Data records for software interfaces
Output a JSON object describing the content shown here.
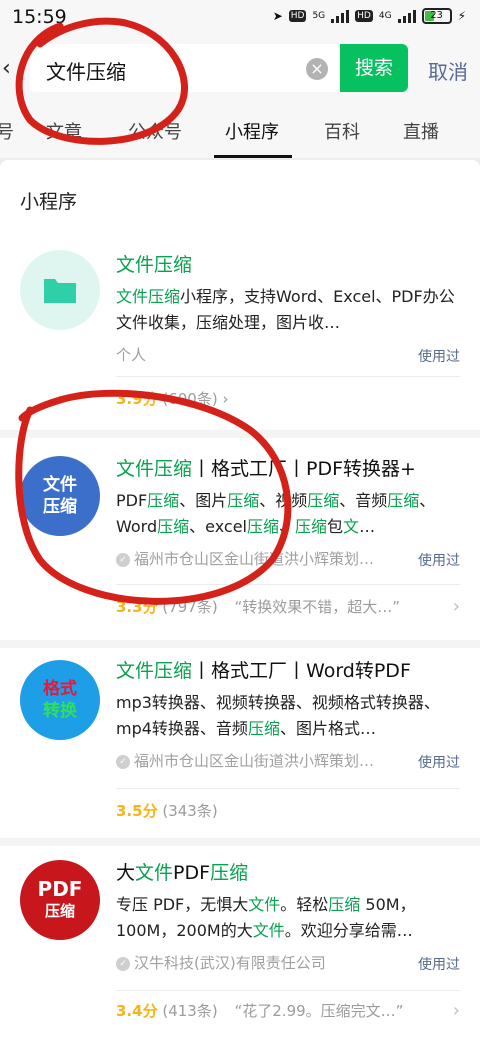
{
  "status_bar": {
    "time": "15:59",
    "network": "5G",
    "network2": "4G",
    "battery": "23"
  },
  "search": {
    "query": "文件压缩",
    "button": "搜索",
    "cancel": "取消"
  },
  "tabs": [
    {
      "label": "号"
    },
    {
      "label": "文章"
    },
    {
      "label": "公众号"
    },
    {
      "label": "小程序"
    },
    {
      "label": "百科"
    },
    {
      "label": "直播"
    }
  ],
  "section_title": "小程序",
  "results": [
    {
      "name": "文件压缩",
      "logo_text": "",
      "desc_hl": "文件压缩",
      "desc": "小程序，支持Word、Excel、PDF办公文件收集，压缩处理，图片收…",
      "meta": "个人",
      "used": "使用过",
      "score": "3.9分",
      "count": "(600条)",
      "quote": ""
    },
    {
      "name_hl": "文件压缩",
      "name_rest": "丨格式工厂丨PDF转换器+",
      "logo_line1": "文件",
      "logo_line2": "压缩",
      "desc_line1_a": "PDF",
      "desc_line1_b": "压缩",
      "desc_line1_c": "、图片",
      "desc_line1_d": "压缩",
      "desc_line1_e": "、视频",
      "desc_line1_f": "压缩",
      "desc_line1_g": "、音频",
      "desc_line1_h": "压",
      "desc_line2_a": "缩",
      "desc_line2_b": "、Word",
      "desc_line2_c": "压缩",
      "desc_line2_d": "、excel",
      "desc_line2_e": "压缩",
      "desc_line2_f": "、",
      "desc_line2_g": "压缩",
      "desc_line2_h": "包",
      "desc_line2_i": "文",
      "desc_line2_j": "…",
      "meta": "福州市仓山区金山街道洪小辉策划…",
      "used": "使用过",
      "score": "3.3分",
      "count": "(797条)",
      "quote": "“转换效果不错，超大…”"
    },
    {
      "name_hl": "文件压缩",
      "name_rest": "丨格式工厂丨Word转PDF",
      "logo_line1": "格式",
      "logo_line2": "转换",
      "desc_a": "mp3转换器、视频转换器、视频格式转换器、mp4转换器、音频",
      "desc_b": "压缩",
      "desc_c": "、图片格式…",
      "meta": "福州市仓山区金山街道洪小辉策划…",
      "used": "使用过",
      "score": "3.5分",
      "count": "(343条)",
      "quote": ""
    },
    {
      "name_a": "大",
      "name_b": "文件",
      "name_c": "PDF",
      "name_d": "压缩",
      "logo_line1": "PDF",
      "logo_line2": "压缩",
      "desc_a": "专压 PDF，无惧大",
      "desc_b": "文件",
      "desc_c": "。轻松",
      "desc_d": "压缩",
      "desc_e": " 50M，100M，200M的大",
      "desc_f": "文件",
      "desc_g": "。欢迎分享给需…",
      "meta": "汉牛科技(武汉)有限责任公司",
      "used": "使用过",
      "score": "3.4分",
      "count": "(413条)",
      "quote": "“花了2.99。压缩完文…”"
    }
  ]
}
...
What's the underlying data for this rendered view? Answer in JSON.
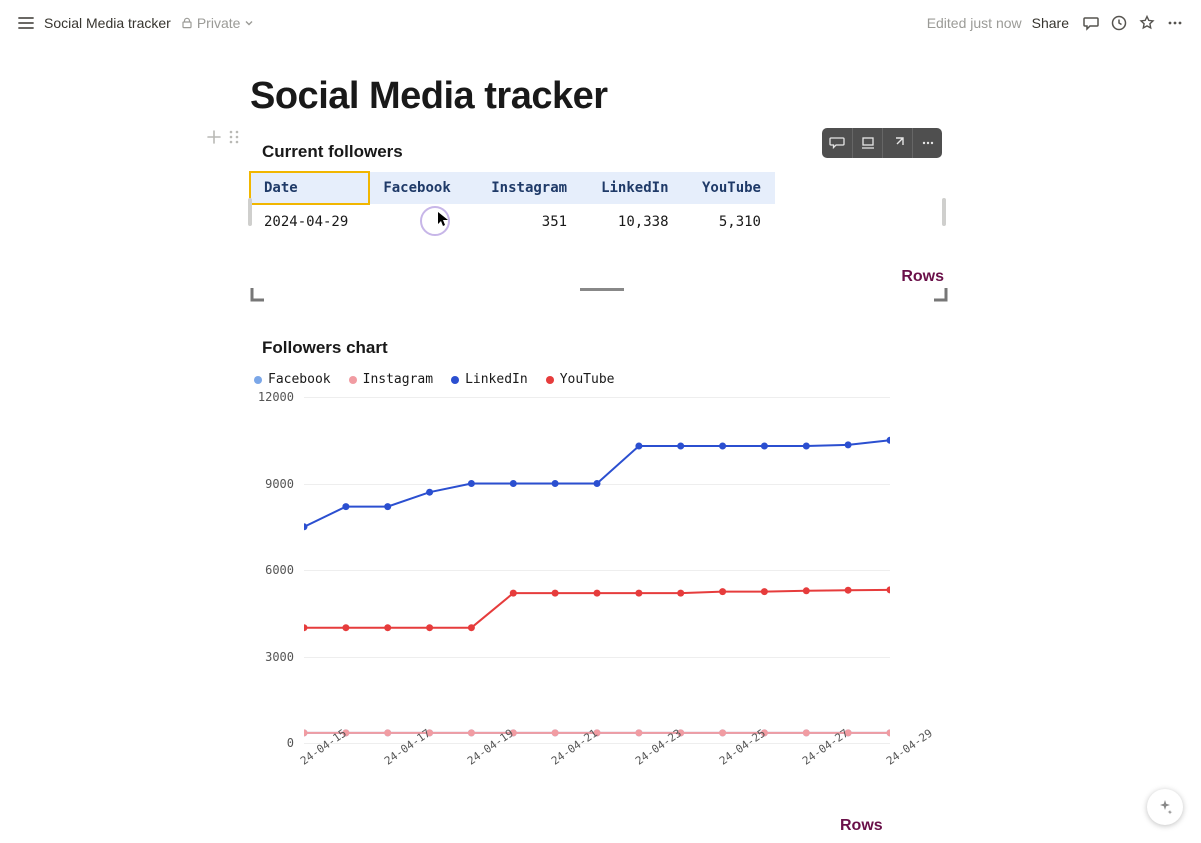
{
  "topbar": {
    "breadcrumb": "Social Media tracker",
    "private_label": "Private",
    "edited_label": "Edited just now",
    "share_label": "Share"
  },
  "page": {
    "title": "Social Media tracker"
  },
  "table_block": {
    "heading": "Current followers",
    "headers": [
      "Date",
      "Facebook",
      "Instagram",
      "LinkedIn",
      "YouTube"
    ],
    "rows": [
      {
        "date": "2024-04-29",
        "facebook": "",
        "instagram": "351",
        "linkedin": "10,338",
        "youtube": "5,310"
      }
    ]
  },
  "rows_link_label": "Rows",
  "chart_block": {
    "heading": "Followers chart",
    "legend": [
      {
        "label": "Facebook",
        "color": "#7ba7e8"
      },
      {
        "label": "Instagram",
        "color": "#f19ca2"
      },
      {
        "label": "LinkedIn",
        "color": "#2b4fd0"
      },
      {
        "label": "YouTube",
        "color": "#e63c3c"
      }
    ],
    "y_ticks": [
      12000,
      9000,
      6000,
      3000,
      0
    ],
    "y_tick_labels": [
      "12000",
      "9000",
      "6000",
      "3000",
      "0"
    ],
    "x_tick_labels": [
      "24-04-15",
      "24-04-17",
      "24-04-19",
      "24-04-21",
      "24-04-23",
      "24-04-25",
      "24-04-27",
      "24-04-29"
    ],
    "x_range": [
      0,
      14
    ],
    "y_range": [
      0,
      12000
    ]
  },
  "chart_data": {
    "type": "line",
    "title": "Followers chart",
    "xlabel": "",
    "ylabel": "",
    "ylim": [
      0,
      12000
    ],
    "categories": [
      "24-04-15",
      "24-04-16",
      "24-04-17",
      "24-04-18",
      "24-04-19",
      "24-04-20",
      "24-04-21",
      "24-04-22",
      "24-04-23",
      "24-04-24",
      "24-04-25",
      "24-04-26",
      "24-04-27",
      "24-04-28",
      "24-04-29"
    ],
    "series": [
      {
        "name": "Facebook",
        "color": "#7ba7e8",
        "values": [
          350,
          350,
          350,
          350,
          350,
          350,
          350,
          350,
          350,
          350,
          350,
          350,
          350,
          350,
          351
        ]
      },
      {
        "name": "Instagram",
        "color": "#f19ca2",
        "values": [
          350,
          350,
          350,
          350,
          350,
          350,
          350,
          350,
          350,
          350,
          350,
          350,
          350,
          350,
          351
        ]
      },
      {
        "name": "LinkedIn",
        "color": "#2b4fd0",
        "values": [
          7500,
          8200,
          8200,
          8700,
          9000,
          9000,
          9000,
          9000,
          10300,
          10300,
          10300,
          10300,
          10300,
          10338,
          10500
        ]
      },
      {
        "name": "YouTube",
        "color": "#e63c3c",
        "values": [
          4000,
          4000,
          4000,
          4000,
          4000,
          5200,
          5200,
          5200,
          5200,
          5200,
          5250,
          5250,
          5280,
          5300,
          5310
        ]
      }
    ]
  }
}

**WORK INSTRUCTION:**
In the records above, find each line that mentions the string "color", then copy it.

**RESPONSE:**
        "color": "#7ba7e8"
        "color": "#f19ca2"
        "color": "#2b4fd0"
        "color": "#e63c3c"
        "color": "#7ba7e8",
        "color": "#f19ca2",
        "color": "#2b4fd0",
        "color": "#e63c3c",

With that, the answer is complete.